Morphological studies of the soft tissues involved in skeletal dissolution in the coral Fungia fungites Israel e-mail: vizelmay@post.tau.ac.il Fig. 1 Stalk regeneration from a free living fungiid coral, Fungia granulosa
  • H Yamazato
  • Á E Kramarsky-Winter
H, Yamazato K (1996) Morphological studies of the soft tissues involved in skeletal dissolution in the coral Fungia fungites. Coral Reefs 15:177–180 M. Vizel (&) Á E. Kramarsky-Winter Á Y. Loya Department of Zoology, George S. Wise Faculty of Life Sciences, Tel Aviv University, Tel Aviv, Israel e-mail: vizelmay@post.tau.ac.il Fig. 1 Stalk regeneration from a free living fungiid coral, Fungia granulosa. a A 1-year-old polyp cultured in the lab.
On budding and coalescence of buds in Fungia fungites and Fungia actiniformis Taxonomy, phylogeny and biogeography of mushroom corals (Scleractinia: Fungiidae) Coral polyp expulsion
  • Boschma
Boschma H (1922) On budding and coalescence of buds in Fungia fungites and Fungia actiniformis. Proceedings Koninklijke Nederlandse Academie van Wetenschappen, Amsterdam 24: 257–268 Hoeksema BW (1989) Taxonomy, phylogeny and biogeography of mushroom corals (Scleractinia: Fungiidae). Zoologische Verhandelingen (Leiden) 254:1–295 Kramarsky-Winter E, Fine M, Loya Y (1997) Coral polyp expulsion. Nature 387:137
On budding and coalescence of buds in Fungia fungites and Fungia actiniformis
  • H Boschma

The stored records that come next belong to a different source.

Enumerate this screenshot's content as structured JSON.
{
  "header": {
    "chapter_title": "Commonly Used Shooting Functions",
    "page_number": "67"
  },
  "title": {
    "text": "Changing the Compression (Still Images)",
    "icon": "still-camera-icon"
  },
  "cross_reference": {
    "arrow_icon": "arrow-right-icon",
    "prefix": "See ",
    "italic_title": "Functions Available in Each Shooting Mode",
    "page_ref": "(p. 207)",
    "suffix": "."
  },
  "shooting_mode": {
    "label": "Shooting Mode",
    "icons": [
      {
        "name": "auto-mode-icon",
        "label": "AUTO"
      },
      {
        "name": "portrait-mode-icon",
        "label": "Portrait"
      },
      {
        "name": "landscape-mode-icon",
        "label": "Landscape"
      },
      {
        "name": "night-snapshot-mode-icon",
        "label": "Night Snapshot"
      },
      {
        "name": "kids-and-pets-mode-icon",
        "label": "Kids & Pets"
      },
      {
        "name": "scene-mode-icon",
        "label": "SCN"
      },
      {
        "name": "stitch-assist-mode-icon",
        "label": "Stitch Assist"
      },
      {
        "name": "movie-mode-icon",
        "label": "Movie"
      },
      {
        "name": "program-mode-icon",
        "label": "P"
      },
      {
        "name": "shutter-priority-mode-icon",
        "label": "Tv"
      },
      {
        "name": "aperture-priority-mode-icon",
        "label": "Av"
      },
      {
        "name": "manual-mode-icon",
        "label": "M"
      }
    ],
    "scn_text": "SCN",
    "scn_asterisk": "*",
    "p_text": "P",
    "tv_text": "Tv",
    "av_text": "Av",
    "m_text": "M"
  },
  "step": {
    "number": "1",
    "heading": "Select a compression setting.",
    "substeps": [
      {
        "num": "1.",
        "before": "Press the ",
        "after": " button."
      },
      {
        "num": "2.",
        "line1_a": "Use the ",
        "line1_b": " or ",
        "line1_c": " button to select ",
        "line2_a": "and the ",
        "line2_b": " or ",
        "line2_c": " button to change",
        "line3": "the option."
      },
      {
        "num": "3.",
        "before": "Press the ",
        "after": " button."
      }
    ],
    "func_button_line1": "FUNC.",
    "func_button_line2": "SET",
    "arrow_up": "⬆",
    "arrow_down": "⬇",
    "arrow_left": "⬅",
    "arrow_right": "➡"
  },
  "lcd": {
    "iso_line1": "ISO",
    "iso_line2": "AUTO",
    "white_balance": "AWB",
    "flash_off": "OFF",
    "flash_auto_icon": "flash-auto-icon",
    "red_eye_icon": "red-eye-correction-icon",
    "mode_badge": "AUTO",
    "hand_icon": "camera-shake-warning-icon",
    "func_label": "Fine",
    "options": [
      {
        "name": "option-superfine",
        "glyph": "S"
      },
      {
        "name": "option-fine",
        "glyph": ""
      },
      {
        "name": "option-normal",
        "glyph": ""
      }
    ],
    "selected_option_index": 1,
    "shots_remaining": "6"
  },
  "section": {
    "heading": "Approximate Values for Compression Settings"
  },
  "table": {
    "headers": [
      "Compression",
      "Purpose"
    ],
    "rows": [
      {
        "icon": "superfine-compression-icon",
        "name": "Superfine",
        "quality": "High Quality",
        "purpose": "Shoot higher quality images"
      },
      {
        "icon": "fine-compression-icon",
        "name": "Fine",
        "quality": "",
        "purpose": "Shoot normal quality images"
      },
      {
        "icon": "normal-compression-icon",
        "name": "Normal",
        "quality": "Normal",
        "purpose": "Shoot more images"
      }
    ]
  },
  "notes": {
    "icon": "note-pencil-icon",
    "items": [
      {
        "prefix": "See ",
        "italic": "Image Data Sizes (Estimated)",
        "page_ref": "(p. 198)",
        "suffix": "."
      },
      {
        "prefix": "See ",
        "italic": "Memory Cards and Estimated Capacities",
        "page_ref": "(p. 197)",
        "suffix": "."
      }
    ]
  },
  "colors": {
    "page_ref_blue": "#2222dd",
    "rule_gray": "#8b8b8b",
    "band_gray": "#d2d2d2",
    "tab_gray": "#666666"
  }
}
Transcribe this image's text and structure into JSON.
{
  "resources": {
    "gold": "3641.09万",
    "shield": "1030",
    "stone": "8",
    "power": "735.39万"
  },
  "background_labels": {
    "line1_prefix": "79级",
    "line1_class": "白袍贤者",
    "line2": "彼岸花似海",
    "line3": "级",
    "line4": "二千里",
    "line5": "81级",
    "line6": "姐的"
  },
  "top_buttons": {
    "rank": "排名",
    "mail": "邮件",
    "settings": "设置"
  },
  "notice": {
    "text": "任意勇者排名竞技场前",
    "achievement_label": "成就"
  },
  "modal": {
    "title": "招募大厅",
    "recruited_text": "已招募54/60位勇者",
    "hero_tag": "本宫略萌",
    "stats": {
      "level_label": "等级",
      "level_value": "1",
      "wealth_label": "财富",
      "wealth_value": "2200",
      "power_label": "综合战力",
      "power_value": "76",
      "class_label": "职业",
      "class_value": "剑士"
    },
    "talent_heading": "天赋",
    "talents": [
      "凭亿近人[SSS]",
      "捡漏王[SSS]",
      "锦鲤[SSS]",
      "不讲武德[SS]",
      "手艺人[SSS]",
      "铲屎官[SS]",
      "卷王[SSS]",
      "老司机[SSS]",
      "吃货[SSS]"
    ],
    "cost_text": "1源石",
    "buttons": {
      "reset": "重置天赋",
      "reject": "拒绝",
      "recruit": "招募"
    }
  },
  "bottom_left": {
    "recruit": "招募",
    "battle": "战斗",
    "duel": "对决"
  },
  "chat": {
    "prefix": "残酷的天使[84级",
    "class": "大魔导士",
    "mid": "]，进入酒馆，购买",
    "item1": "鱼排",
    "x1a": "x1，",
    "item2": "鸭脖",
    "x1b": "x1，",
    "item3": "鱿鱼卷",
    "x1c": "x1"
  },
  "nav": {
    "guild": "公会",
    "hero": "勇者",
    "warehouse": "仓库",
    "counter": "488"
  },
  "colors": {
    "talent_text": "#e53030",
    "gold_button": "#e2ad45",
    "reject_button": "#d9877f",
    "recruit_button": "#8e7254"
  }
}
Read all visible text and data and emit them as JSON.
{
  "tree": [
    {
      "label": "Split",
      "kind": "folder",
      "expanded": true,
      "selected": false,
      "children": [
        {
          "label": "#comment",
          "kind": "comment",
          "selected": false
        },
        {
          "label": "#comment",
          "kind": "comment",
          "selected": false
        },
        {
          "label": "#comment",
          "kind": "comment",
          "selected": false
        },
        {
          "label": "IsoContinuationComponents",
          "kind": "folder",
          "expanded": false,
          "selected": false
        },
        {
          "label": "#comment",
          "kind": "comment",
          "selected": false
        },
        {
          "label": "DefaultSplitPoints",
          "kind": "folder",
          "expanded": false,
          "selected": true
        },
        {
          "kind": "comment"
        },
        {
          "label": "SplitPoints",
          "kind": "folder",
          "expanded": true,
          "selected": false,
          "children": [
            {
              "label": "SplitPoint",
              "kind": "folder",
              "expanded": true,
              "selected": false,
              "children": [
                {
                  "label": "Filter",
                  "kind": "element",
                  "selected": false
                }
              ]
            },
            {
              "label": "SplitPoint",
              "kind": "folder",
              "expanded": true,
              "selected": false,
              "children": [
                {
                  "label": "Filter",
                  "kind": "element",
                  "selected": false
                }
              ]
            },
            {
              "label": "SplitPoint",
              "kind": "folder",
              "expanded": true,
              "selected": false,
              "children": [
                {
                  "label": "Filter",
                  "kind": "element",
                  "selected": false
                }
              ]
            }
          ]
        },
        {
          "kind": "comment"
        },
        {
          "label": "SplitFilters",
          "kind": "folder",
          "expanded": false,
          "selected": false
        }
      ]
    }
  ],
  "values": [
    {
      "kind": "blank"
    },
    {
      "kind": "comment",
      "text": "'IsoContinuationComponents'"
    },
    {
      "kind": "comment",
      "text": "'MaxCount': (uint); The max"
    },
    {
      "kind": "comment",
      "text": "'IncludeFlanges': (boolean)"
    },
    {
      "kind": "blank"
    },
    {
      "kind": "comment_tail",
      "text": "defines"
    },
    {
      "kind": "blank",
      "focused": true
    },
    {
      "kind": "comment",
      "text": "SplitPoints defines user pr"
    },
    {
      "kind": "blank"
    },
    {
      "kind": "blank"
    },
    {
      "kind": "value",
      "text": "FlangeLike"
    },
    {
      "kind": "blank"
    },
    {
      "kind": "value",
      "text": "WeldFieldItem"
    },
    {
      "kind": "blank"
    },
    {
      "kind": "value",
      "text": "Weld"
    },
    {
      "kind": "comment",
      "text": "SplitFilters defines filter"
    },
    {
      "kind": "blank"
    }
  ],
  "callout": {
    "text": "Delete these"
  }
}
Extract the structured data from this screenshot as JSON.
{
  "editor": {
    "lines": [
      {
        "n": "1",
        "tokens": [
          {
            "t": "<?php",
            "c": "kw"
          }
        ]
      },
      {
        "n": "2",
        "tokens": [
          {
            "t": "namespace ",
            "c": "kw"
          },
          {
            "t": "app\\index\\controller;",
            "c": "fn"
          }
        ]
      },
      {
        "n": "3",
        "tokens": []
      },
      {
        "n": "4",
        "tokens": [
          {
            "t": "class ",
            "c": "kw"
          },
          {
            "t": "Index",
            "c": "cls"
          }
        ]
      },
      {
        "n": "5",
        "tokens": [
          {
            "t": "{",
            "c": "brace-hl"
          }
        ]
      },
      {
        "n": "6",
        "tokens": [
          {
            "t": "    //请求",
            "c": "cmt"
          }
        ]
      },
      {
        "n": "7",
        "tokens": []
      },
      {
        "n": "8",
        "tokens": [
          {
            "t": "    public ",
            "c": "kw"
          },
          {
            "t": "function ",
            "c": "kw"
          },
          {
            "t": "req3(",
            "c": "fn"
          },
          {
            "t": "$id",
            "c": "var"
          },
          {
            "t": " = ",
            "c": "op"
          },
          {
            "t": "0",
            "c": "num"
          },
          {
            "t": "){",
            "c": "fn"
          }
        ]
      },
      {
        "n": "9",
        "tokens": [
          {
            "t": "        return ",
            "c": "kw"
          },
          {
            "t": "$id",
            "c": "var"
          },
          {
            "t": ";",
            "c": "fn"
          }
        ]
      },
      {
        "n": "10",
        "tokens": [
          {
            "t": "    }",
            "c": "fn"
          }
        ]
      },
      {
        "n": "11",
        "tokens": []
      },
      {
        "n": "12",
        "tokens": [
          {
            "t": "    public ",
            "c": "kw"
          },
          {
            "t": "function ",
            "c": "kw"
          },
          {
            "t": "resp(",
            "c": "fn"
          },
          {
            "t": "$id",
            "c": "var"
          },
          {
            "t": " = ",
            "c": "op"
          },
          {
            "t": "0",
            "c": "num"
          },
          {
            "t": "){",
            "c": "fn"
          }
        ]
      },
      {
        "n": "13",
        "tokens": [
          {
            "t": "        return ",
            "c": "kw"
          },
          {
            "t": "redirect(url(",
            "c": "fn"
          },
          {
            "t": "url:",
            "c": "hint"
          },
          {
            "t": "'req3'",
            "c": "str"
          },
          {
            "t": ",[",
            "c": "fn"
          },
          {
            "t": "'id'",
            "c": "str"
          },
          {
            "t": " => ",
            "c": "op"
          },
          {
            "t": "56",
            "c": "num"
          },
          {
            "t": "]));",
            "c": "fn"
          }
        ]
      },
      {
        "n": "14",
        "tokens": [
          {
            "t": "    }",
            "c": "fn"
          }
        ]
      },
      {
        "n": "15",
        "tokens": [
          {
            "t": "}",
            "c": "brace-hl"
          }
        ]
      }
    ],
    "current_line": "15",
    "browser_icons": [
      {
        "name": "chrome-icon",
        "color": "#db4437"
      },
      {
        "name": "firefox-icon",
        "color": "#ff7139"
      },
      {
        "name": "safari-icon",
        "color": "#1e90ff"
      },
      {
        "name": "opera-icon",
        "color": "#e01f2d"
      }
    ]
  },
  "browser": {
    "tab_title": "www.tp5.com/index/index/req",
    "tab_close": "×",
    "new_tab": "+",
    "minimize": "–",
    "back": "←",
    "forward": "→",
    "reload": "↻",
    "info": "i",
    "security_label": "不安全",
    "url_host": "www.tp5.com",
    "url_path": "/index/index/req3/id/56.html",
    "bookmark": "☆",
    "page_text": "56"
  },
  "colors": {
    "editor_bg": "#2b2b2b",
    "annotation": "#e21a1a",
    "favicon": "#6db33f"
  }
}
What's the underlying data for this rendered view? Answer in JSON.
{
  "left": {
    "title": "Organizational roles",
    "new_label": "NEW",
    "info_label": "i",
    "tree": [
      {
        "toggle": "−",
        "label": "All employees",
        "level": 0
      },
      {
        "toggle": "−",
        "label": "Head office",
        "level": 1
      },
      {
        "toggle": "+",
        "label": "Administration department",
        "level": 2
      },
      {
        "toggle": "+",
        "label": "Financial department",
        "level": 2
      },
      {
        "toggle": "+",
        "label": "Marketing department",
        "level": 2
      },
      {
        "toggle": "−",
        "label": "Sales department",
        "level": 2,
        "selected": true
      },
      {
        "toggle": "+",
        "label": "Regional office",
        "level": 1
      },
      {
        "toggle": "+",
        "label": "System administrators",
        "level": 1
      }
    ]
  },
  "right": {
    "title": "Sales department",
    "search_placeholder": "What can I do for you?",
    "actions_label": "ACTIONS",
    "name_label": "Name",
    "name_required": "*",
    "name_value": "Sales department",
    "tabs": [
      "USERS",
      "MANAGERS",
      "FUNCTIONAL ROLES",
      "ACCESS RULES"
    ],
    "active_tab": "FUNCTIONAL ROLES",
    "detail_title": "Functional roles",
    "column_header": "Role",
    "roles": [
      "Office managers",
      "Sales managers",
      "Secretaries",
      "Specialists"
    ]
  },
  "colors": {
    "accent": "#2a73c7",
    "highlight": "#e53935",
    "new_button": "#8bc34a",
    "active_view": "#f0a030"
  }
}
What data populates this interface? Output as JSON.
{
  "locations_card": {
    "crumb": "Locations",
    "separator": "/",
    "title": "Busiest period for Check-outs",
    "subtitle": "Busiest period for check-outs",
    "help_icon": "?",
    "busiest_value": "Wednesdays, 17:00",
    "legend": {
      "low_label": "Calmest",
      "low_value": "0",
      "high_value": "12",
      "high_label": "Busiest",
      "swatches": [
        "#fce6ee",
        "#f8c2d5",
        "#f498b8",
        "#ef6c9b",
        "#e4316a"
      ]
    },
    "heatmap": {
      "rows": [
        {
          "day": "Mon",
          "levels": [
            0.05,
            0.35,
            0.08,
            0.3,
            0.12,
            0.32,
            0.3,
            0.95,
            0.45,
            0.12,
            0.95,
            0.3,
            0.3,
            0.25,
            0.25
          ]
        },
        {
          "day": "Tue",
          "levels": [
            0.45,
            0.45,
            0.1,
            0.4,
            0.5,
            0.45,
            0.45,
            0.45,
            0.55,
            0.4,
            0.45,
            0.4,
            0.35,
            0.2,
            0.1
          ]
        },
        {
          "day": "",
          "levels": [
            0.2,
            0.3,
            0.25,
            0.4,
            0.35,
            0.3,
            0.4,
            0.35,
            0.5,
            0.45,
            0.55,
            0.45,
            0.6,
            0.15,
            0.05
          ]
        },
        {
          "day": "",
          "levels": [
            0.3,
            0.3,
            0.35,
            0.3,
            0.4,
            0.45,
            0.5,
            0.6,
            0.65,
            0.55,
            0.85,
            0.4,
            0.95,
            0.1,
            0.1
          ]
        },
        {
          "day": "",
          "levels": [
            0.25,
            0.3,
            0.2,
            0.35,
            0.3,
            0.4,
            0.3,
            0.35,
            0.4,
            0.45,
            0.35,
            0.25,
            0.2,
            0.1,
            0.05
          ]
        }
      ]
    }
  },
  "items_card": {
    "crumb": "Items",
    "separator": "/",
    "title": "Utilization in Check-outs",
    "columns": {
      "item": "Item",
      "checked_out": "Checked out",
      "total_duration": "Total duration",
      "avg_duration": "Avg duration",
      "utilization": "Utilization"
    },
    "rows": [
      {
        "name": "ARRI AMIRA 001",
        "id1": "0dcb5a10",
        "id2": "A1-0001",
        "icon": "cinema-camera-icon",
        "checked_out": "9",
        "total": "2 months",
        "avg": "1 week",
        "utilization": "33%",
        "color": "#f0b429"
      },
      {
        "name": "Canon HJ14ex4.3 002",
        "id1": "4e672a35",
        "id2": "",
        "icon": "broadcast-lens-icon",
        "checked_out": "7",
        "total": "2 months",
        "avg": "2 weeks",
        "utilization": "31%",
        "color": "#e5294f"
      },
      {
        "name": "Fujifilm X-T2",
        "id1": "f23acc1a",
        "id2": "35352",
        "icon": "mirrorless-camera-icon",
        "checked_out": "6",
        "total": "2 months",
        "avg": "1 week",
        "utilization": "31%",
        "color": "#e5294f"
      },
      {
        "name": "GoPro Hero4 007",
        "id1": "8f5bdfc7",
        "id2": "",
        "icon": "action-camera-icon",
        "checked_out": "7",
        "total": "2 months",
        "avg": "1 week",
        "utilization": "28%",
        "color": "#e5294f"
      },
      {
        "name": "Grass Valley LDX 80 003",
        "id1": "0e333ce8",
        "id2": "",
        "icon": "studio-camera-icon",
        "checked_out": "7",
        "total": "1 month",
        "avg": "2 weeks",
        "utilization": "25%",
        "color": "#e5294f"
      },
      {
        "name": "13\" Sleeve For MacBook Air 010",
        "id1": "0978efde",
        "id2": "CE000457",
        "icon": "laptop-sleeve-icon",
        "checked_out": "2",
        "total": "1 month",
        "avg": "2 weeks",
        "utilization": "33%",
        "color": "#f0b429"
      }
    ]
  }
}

Boschma H (1922) On budding and coalescence of buds in Fungia fungites and Fungia actiniformis. Proceedings Koninklijke Nederlandse Academie van Wetenschappen, Amsterdam 24: 257-268
Studies on the detachment of the discs of the mushroom coral Fungia fungites with special reference to hard structural changes
  • H Yamashiro
  • K Yamazato
Yamashiro H, Yamazato K (1987) Studies on the detachment of the discs of the mushroom coral Fungia fungites with special reference to hard structural changes. Galaxea 6:283-294
  • B W Hoeksema
Hoeksema BW (1989) Taxonomy, phylogeny and biogeography of mushroom corals (Scleractinia: Fungiidae). Zoologische Verhandelingen (Leiden) 254:1-295